> **DATASET EXCERPTS**:
———
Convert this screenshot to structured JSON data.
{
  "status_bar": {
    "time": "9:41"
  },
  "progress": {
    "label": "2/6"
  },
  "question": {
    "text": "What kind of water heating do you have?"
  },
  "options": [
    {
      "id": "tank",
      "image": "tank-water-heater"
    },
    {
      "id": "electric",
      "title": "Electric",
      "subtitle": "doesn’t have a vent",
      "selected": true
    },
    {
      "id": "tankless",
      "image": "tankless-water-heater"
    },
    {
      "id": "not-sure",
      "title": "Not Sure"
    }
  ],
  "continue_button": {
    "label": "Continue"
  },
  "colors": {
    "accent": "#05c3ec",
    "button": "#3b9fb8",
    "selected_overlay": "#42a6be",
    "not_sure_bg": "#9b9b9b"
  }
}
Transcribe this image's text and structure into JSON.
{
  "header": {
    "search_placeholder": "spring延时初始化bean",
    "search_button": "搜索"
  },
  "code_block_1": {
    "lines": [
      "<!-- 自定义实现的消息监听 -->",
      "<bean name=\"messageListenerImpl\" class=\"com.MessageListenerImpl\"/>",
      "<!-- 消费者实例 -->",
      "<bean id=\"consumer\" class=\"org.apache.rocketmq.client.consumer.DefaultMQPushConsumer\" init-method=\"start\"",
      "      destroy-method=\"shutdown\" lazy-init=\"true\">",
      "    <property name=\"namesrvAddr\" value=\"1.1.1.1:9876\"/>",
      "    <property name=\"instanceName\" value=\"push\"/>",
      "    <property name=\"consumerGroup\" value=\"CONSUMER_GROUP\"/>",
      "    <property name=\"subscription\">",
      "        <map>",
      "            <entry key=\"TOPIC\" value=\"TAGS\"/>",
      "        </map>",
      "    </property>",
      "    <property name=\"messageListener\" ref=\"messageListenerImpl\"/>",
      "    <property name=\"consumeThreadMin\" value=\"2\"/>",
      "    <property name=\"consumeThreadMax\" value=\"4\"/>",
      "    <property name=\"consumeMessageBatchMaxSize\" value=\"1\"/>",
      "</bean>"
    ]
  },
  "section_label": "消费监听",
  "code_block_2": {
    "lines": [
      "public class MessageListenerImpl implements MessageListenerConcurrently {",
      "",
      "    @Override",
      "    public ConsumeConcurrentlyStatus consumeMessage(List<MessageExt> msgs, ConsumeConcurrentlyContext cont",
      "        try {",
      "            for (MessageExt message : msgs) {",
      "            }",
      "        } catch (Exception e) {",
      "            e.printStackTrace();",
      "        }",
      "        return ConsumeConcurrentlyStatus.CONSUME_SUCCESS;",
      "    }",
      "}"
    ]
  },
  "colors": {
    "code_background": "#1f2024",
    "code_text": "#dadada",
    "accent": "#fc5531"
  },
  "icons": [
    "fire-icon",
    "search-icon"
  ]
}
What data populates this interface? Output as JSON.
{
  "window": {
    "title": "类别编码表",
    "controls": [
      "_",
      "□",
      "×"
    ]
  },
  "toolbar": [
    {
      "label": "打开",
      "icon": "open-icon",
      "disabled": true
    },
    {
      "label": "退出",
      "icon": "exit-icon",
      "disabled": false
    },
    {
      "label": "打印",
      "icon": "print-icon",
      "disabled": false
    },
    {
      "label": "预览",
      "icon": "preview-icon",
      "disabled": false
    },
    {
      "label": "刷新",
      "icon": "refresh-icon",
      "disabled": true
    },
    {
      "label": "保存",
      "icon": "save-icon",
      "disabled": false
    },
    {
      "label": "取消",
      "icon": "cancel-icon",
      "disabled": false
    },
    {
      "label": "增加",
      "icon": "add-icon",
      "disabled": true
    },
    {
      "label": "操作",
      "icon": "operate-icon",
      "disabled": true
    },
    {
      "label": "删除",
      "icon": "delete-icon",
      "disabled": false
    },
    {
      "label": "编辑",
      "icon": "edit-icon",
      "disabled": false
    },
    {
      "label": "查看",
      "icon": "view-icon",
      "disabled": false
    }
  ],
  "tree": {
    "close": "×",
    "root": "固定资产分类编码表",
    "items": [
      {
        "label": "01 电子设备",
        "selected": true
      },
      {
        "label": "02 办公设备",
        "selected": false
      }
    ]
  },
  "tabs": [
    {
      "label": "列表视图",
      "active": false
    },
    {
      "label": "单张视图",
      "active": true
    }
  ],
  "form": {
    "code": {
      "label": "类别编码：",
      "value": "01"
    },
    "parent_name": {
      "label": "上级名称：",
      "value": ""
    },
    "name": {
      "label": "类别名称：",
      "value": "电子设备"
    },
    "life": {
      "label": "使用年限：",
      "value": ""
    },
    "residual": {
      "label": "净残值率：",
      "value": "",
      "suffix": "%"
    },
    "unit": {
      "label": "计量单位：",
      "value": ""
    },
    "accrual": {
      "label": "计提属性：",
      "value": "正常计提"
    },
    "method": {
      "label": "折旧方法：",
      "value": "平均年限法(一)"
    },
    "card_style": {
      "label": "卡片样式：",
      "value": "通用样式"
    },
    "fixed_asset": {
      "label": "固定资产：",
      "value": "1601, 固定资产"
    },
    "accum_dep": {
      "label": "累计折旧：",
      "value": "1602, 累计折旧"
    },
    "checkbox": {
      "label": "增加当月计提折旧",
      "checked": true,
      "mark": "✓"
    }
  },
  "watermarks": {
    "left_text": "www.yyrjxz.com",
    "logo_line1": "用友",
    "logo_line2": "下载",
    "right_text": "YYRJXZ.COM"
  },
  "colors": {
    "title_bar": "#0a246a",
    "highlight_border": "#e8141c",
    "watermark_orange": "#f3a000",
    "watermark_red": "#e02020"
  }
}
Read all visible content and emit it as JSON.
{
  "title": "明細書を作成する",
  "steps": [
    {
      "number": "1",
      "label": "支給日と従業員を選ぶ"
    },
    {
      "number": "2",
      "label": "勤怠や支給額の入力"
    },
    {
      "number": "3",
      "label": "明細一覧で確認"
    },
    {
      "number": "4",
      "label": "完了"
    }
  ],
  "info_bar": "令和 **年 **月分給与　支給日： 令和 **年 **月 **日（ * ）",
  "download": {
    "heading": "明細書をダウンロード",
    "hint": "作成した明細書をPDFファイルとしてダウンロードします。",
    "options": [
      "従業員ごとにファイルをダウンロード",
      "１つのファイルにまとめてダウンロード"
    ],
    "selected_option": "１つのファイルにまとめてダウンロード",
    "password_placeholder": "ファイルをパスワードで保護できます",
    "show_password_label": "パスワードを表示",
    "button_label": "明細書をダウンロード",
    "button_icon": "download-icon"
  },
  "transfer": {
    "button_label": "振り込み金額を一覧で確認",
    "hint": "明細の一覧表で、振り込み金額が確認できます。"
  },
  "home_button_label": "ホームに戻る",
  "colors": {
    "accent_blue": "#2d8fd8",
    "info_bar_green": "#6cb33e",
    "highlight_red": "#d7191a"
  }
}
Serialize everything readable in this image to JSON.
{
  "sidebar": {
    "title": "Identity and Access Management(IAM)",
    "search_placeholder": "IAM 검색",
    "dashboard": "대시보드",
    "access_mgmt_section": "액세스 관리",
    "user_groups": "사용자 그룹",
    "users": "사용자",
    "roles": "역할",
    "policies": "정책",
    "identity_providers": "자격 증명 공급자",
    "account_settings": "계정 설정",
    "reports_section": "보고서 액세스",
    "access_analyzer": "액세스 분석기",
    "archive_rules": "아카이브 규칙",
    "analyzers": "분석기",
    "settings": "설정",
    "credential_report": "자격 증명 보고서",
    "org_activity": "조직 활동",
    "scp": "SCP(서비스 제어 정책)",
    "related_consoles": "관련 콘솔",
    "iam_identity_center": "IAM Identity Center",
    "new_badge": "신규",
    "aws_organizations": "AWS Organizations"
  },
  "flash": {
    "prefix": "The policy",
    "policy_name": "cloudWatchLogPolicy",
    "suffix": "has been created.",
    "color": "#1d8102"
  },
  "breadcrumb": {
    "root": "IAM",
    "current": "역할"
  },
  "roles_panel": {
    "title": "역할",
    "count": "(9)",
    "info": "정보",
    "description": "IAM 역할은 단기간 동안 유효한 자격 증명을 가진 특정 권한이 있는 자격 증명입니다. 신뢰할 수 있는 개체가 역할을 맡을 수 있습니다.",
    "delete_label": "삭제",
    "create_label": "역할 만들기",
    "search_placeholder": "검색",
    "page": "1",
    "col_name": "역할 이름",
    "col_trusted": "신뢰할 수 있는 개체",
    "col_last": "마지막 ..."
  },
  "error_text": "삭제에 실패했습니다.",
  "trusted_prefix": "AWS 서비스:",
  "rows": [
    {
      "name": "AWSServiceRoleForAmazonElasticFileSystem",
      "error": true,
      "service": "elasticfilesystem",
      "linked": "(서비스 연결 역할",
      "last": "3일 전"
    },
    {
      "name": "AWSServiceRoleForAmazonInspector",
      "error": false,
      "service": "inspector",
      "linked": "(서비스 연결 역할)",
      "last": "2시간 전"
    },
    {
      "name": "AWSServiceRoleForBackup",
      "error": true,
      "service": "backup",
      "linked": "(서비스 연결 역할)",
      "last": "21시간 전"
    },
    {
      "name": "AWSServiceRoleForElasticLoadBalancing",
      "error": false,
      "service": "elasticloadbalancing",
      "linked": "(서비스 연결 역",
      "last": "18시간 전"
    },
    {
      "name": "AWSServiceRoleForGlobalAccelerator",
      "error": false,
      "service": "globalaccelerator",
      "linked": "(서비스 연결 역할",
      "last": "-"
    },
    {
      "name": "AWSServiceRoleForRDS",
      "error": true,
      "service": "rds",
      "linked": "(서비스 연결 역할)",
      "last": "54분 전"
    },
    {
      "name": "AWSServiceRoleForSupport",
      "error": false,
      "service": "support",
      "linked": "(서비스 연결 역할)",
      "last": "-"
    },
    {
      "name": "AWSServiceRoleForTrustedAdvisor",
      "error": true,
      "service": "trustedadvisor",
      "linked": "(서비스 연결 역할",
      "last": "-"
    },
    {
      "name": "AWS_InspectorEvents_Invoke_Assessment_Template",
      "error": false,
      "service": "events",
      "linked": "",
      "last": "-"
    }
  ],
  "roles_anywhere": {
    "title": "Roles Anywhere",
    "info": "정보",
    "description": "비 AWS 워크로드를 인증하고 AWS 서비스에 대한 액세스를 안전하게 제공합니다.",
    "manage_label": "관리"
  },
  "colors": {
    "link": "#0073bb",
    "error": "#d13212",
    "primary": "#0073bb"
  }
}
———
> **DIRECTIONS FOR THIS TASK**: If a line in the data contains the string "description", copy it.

> **ANSWER FOR THIS EXERCISE**:
    "description": "IAM 역할은 단기간 동안 유효한 자격 증명을 가진 특정 권한이 있는 자격 증명입니다. 신뢰할 수 있는 개체가 역할을 맡을 수 있습니다.",
    "description": "비 AWS 워크로드를 인증하고 AWS 서비스에 대한 액세스를 안전하게 제공합니다.",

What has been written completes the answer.